I finally struggled up and we trudged back to the start. That 1.5 miles took me 70 minutes. I stopped multiple times to bend over and once even sat down. I was so miserable and disappointed that I was going to not finish my third 100 miler in a row.
We got back. I told them I was dropping and I made my way over to our stuff. Karen Riddle had finished 50 miles, went out for the sixth loop and came back after the airport spur. Michael had dropped after 50 miles. Janet, who was way ahead of the rest of us, had dropped at around 50 miles and had already called her husband to pick her up so she was already back at the hotel room.
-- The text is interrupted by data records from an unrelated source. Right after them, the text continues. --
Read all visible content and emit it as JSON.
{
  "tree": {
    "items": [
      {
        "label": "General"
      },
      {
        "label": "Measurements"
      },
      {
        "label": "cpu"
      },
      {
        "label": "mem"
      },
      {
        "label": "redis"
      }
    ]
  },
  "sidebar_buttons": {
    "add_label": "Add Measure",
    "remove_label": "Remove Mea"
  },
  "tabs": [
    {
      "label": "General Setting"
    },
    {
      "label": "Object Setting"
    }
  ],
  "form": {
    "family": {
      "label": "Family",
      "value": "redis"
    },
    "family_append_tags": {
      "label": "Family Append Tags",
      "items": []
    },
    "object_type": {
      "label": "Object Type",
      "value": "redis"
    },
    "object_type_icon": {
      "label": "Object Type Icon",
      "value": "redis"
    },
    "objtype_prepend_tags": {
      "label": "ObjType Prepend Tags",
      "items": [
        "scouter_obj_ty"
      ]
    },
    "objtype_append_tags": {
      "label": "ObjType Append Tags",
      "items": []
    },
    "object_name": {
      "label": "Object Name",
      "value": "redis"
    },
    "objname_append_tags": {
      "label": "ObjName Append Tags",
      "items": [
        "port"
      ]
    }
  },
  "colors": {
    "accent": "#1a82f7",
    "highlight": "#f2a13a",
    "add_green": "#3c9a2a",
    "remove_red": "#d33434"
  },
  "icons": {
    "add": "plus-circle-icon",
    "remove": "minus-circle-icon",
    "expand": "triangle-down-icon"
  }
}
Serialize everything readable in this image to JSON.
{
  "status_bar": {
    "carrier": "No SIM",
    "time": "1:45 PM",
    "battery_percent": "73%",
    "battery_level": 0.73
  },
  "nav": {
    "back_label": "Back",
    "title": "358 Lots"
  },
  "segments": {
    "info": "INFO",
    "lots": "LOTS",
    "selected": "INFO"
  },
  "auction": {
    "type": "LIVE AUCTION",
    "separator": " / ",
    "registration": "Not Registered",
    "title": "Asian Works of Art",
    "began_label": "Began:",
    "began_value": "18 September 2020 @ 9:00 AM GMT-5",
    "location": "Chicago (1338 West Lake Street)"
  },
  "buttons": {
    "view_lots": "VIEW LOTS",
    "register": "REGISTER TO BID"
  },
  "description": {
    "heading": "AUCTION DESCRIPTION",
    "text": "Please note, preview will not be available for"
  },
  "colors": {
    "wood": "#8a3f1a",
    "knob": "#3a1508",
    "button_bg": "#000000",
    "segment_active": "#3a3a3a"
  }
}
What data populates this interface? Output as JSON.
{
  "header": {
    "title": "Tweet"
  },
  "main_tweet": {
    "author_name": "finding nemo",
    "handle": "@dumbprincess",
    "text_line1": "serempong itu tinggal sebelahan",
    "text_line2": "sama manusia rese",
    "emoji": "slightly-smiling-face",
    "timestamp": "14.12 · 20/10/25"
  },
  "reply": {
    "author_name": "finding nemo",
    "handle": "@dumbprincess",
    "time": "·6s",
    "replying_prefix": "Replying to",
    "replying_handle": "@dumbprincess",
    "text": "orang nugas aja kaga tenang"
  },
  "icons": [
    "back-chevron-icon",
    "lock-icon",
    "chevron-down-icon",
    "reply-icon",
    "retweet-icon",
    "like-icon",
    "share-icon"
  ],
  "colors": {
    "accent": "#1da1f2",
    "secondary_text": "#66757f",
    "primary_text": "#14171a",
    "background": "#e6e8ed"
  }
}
So we called Tom to come get us. It was about 6 a.m. The gate is only open once an hour. So he came at 6 a.m. and then we had to wait until 7 a.m. when the gate would be opened again.
I laid down on the ground feeling awful. I ate a sandwich and drank chocolate milk because if I don’t eat right after I finish, I black out. I laid down again. I started to feel sick and knew the black out was coming so I ate another package of crackers. It was murder forcing this down my throat. I laid down again hoping I had eaten enough. About 10 minutes later, I started feeling sick again and forced another package of peanut butter crackers down. Tom had pulled up the car and I was afraid to get in because I might throw up.
Everyone else (Damon, Karen, Michael) got my stuff in the car and I got in the front seat. We got back to the room and I was too miserable to even shower. I laid down on the bed and passed out. A couple of hours later, I got up again and still felt horrible but I took a shower and we went next door to Fat Daddy’s. Everyone had a beer and I had milk shake. We all analyzed our races and made resolutions to train smarter, eat better, lose weight and try again.
It’s very disheartening to write a report about not finishing. But I made a lot of stupid common mistakes. And I’ve finished two 100 milers. But every course is different and brings with it, its own set of challenges. It’s my hope that some runners will read this and learn from what I did wrong. Eating is critical. Until you pass that 50 mile mark, you may never experience eating issues, but after 50 miles for some people it gets harder and harder to eat. You put the food in your mouth, you chew it and for some reason, you just can’t swallow it. Figure out some way to get the calories in your body, or you’ll end up like me.
Heartfelt thanks to Blake Norwood, the race director, and the many incredible people who make this race one of the top events in the country. Joe Lugiano, Joey Anderson, Sue Norwood, Will Brown, these are just a few of the names I know. There are so many others. I will be back.